So how do you tell the difference between a UX designer who’ll be able to do the job you need doing as opposed to the UI designer that’ll do the job that you think is UX?
First of all, let’s take a look at what UX is actually all about. The diagram below is a good representation of the sort of UX activities that go on in a typical project. You’ll see the dependencies between the tasks in their overlaps and top to bottom indicates a timeline in which each task is tackled; although in an Agile environment this is not actually a linear process, often requiring small, and sometimes even large, loop-backs to earlier tasks as more is learned about the needs of the user, the business and the criteria to be met for acceptance for launch.
Figure 1: Summary of main activities in a typical UX project
You may have noticed that UI Design is a bubble in this diagram outlining UX (by the way, this isn’t an exhaustive list of UX functions, but if we did one of those you probably wouldn’t have enough pixels on your screen to fit it all on in one go and for it to be legible!).

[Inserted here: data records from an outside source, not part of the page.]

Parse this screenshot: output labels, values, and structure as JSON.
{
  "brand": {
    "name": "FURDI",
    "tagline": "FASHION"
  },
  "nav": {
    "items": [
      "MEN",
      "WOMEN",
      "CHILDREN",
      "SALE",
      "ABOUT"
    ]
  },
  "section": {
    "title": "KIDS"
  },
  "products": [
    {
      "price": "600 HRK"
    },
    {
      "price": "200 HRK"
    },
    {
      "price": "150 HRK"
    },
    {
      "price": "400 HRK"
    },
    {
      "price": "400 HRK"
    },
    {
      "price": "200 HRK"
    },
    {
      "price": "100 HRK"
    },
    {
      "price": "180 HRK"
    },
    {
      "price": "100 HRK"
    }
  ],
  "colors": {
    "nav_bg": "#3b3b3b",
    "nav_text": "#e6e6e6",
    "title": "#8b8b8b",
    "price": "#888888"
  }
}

UI design is part of the UX process, but it’s not the be-all and end-all. In fact, it occurs after many other tasks in the overall UX process, and for good reason. Good UI design relies on the designer having been briefed thoroughly on what the application is to do, why it has to do it, why it has to do it a specific way, things to be aware of that are immutable (eg. either through regulation or corporate branding reasons) and where they have latitude to create, to pour their training and experience into the mix and, as the phrase goes, “make it pop”.
The easiest way to see whether you’re dealing with a UX practitioner or a UI designer is to ask to see their portfolio. Someone who shows you only interface designs is not a UX practitioner because their portfolios include scans of hand sketched diagrams, photos of card sorting exercises and workshops, user journey and workflow diagrams, personas, wireframes, even screen grabs of spreadsheets showing research or testing results that inform their work.
Now to reap the benefits
At GFT all of our UX practitioners have UI design skills and equally all of our UI designers have some good UX skills. At the bare minimum they work in UX/UI pairs to make sure that the client gets the best of all options in the work that’s done for them – thorough research, workshops with stakeholders, testing with users, working with the developers to ensure they understand what’s needed form the interfaces and why.
There has been a rebalancing in the marketplace over the past three or four years and the vast majority of UX designers are genuinely doing the work of a UX practitioner should, but there are still a few rogue UI designers around who concentrate in the UI and fail to do everything a good UX designer should.
Hopefully you’ve got some idea of how to spot them now!
The terminology has become a little confusing over the years and has settled on the term UX Designer meaning a person with the skillset of what used to be called a UX architect – an practitioner of UX tasks and processes. A UI designer is recognised to be the person who designs the screens but is otherwise not deeply, if at all, involved in the UX practices. Both are valuable assets, but do ask to see portfolios to check whether your UX designer really is what they say they are.